Check each line of the data, and copy those where "Course" appears.

==== SUPPLIED ENTRIES ====

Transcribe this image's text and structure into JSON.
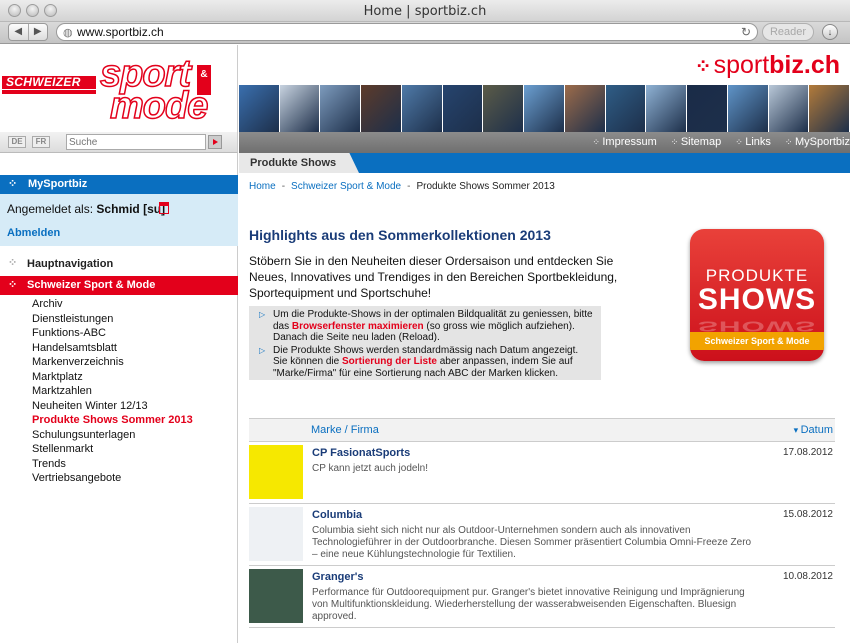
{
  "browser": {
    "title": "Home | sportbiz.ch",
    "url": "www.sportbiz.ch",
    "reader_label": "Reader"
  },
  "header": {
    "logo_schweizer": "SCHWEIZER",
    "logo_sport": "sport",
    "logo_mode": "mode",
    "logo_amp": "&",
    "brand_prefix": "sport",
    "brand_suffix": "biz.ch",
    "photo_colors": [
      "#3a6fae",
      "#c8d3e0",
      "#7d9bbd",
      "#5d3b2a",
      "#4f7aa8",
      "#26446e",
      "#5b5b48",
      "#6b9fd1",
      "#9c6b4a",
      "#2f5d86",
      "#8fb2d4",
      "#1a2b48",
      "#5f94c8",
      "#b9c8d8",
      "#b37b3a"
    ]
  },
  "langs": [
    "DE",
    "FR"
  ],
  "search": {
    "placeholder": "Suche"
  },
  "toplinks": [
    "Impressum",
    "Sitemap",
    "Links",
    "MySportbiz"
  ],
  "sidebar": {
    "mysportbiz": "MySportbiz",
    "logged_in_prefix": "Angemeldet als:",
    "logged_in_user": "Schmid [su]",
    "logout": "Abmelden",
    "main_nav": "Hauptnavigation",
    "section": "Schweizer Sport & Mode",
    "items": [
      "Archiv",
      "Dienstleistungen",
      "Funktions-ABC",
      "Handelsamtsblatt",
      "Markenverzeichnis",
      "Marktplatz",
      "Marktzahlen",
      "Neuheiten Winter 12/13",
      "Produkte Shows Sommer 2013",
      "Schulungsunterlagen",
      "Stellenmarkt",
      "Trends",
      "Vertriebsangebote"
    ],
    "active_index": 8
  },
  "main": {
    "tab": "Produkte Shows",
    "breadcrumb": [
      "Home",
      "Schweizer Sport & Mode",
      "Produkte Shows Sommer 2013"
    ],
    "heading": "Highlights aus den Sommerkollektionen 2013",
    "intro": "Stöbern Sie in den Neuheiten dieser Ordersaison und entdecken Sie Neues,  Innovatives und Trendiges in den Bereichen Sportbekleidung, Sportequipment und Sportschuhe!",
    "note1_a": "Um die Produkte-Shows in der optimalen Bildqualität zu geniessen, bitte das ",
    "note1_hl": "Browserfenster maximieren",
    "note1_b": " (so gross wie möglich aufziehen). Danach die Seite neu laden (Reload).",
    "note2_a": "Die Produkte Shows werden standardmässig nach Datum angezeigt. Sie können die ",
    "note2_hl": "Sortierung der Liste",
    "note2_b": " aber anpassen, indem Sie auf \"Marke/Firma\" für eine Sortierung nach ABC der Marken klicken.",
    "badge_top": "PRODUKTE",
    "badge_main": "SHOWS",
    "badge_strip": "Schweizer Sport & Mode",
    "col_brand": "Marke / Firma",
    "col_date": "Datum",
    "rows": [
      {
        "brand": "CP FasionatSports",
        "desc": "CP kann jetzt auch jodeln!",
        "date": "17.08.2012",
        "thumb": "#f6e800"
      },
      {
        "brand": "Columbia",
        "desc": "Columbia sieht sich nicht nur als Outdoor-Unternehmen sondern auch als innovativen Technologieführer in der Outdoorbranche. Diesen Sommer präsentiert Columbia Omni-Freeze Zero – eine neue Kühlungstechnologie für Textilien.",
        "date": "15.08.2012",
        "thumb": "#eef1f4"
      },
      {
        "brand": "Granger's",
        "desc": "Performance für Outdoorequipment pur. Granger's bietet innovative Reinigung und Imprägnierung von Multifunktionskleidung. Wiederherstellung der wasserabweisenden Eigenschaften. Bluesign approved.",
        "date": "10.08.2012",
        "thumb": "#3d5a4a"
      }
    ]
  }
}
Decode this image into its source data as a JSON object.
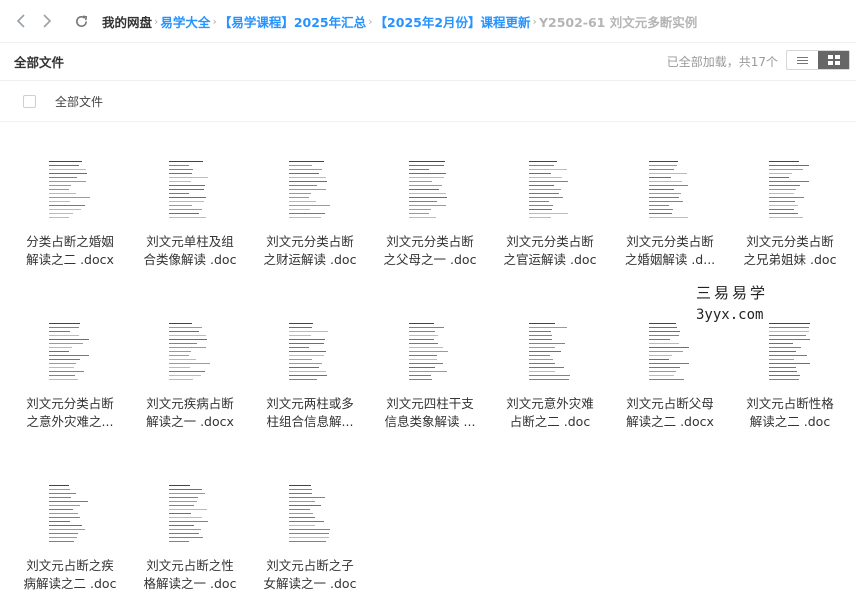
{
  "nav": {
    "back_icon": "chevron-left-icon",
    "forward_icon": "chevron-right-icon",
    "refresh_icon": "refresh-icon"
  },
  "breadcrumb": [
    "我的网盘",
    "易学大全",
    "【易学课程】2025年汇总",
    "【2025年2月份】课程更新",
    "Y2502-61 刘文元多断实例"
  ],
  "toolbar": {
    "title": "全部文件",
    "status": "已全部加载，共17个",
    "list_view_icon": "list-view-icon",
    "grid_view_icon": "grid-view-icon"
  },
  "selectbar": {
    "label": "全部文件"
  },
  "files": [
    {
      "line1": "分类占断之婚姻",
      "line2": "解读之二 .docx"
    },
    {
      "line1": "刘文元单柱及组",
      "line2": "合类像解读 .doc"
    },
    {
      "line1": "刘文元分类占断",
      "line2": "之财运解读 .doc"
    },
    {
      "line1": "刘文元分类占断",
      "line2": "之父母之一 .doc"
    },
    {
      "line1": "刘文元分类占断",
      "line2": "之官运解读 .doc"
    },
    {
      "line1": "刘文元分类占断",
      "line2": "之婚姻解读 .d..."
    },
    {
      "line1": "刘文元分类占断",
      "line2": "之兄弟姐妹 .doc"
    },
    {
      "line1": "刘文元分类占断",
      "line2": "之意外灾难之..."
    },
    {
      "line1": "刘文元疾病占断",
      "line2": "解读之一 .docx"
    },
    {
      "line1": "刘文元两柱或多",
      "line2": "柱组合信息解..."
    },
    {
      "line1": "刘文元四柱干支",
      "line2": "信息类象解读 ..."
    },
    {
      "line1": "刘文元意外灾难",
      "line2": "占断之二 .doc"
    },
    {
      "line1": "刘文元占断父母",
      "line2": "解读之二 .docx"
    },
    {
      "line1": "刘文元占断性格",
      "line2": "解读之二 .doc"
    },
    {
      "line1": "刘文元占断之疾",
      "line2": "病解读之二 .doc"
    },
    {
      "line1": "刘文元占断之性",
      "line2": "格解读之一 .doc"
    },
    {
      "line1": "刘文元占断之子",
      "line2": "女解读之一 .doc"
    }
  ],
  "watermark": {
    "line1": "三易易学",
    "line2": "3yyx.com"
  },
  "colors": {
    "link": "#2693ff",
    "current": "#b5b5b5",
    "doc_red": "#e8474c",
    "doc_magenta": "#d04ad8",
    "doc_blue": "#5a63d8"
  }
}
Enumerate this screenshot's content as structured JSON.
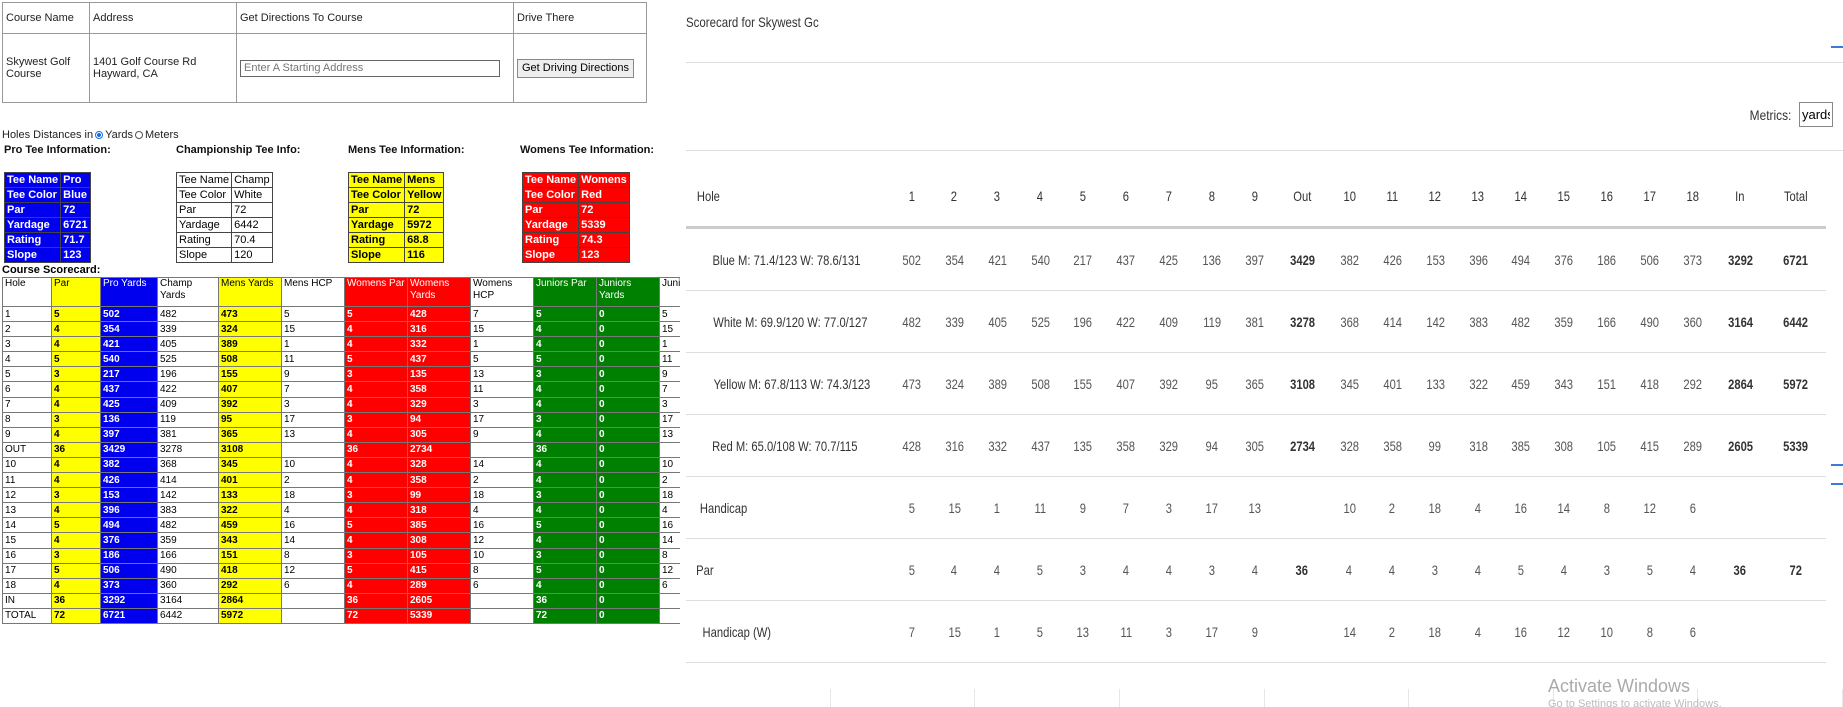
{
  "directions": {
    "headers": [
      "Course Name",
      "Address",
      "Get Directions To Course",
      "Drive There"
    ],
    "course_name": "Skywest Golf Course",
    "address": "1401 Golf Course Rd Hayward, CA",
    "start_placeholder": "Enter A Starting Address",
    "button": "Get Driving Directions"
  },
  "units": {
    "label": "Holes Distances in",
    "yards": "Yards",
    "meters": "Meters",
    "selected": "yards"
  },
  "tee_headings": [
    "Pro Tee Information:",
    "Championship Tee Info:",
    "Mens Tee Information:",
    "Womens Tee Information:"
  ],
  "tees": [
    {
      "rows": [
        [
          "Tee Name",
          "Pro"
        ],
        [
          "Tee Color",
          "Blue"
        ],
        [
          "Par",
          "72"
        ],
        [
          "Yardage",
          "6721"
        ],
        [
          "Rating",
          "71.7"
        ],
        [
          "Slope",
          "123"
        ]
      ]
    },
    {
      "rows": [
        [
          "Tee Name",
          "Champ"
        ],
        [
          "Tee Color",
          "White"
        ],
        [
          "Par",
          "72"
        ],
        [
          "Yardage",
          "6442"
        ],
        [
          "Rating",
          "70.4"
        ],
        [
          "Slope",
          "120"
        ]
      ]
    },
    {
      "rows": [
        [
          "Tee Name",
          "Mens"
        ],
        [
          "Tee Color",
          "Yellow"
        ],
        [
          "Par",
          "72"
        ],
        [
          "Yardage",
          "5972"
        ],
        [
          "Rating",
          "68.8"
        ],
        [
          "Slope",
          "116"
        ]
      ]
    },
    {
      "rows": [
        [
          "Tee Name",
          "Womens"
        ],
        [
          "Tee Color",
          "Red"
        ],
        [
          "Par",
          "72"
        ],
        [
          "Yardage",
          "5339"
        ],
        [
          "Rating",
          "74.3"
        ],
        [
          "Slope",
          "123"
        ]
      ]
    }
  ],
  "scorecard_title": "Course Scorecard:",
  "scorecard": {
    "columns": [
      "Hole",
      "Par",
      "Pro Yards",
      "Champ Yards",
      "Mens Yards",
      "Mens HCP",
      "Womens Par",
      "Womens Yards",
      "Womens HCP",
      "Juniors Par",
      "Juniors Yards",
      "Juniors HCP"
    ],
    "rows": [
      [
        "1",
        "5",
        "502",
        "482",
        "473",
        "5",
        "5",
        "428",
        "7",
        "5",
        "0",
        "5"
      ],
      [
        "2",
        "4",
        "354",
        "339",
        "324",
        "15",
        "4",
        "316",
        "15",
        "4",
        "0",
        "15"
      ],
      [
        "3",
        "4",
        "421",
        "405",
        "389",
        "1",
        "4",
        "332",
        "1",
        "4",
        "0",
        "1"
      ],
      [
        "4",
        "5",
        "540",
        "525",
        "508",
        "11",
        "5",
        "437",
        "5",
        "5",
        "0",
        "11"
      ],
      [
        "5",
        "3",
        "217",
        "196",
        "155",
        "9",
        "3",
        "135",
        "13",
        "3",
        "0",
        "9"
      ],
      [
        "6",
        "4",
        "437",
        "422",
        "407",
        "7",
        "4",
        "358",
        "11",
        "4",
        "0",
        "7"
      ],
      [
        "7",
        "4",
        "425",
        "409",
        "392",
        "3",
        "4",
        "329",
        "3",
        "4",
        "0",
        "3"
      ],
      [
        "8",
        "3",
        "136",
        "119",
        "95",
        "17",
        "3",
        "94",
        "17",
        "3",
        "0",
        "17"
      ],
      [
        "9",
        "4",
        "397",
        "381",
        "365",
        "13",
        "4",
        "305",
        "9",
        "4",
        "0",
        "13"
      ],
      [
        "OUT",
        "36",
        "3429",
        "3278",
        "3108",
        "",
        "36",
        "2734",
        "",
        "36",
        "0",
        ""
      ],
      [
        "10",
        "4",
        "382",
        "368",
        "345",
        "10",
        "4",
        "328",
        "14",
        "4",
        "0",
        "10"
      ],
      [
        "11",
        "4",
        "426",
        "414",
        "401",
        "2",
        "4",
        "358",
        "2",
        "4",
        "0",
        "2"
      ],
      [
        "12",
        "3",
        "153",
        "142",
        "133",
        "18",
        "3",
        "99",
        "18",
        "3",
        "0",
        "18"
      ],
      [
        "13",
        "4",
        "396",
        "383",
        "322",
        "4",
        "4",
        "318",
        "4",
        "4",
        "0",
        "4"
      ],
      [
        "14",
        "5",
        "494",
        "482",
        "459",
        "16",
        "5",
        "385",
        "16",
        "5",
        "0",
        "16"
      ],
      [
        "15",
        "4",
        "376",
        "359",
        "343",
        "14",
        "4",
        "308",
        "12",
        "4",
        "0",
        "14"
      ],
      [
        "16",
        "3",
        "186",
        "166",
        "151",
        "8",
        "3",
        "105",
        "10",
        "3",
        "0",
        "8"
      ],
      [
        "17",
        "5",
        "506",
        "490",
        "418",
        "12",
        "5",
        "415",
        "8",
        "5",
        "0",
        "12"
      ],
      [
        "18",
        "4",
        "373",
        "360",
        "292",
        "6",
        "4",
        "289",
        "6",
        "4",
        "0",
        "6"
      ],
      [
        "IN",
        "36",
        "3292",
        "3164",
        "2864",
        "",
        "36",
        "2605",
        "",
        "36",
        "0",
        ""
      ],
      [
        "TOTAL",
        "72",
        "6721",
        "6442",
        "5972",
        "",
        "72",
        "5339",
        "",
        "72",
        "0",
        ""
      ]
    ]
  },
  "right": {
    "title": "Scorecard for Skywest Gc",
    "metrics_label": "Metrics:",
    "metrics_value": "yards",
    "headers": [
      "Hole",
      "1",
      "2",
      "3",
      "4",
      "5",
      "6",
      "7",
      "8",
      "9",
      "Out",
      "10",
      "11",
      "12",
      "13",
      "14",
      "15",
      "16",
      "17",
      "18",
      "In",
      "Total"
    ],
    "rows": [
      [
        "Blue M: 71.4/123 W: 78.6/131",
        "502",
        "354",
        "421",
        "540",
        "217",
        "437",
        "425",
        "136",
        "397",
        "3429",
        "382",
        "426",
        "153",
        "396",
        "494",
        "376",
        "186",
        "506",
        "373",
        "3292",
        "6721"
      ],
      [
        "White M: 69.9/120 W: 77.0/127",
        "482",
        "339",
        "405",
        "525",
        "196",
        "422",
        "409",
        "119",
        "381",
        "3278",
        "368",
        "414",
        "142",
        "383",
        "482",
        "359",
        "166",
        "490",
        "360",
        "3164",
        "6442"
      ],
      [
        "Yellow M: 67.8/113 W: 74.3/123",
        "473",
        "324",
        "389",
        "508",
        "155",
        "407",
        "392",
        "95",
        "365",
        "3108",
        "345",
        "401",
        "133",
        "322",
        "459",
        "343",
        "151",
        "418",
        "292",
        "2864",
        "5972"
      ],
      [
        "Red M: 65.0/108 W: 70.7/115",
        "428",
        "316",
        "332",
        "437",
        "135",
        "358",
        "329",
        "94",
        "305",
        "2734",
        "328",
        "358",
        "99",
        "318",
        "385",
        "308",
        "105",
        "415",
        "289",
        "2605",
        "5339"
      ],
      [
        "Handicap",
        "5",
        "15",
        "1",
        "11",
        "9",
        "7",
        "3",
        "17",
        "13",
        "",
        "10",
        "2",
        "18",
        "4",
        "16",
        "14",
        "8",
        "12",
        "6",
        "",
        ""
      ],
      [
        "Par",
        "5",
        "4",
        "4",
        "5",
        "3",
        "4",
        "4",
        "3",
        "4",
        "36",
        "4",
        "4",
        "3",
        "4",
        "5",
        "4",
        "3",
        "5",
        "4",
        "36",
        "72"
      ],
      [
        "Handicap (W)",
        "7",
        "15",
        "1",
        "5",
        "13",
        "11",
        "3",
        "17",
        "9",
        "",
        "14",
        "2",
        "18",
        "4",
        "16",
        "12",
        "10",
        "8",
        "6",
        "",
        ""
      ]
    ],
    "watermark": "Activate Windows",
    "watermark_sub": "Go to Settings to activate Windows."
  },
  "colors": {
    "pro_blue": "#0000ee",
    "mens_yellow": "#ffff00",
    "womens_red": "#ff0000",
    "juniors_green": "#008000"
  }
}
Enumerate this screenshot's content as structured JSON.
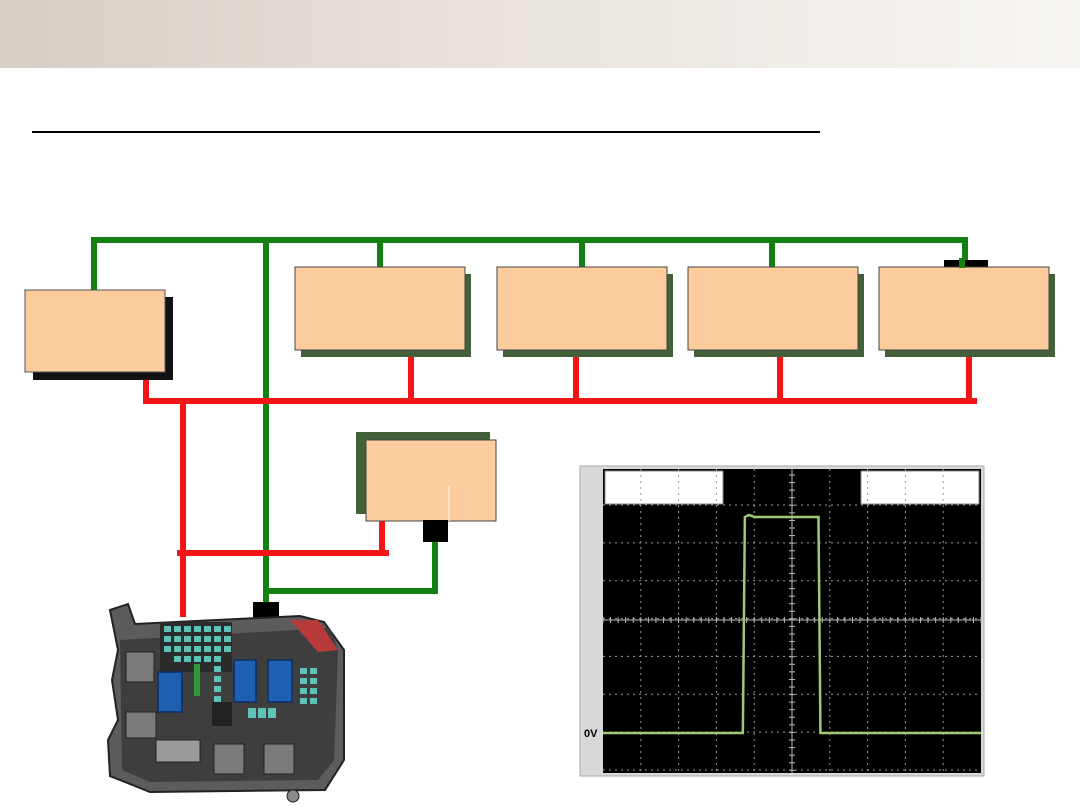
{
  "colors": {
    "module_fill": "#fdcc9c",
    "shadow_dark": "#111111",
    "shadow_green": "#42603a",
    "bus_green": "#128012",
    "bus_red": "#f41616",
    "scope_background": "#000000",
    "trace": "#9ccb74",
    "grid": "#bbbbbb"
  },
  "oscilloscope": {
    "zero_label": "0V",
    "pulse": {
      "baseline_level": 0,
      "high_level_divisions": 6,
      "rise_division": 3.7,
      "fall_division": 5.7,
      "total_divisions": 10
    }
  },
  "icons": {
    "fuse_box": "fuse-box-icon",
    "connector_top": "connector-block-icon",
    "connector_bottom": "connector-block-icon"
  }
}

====

RESULT:
      "Course Name",
      "Get Directions To Course",
    "course_name": "Skywest Golf Course",
    "address": "1401 Golf Course Rd Hayward, CA",
  "scorecard_title": "Course Scorecard:",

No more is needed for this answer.